I'm not walking properly yet so I'm not yet in the market for another Suzuki Burgman but the day surely can't be far off. These early morning pictures at the newly designed park at Truman Waterfront I took with my big camera while standing behind or sitting on my rolling walker. I'm not yet able to rely solely on my legs or even my cane but I am trying to expand my ability to walk without the walker. I take my walker to the gym so I can sit during some exercises that other people do on their feet. It's helpful too when I'm in line or waiting to be able to sit because my legs aren't that strong yet.
It is an odd thing how leg muscles atrophy and I have written previously about the way muscles fail when they aren't used. Bringing them back takes months and I was flat on my back for weeks after the wreck. Some days the pain is worse than others and Percocet is my companion even though my prescription is being reduced a bit at a time. I like to say my addiction is riding and I'll be happy to trade Percocet and pain for a new motor scooter.
The other problem I have found is compensating for difficulties by putting weight and effort in the wrong parts of my body. My wrists and shoulders have helped support me excessively as I struggled to walk early n in the process. Lately a sciatic nerve in my left leg has been giving me more pain than my surgeries. Exercises, ice, a chiropractor and more exercise is helping and when the sciatica fades walking becomes relatively simple at least for while. Then I have to rest panting like I just completed a major feat of strength.
Last night at work I went into the kitchen to heat the dinner I brought from home and then I took the food to my work station. When I was ready to take the remains of my homemade blue cheeseburger back to the kitchen I looked around for my cane because that was what I brought to work last night, in light of my recent walking success... And I'd done it again.

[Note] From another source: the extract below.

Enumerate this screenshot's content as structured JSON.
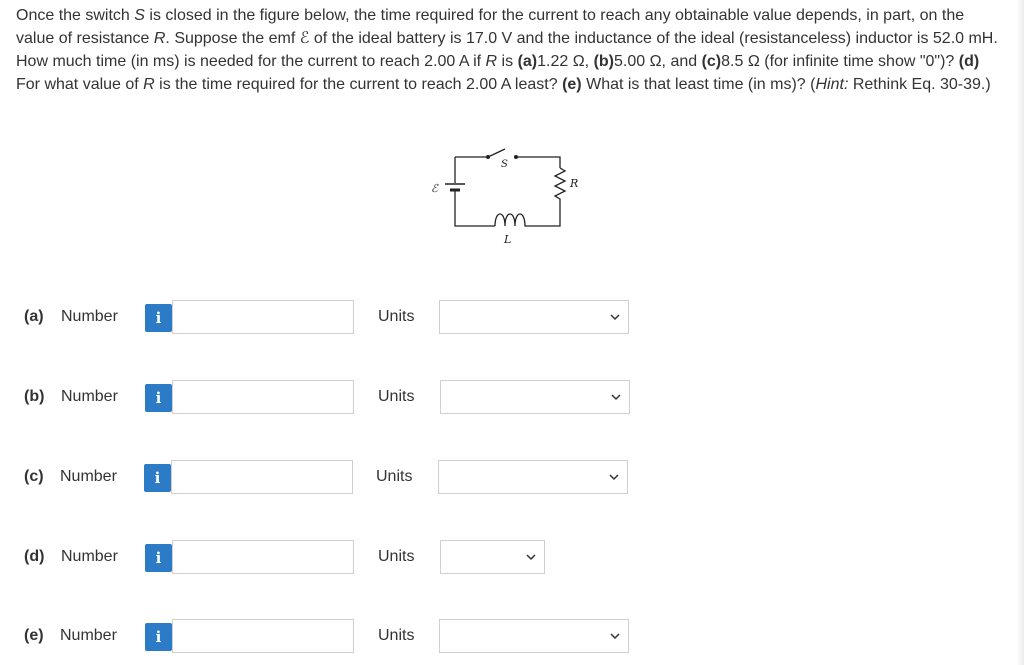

I had left the cane behind in the kitchen and I found myself walking through the dispatch center unassisted. I could get used to this. Eventually. Sooner rather than later.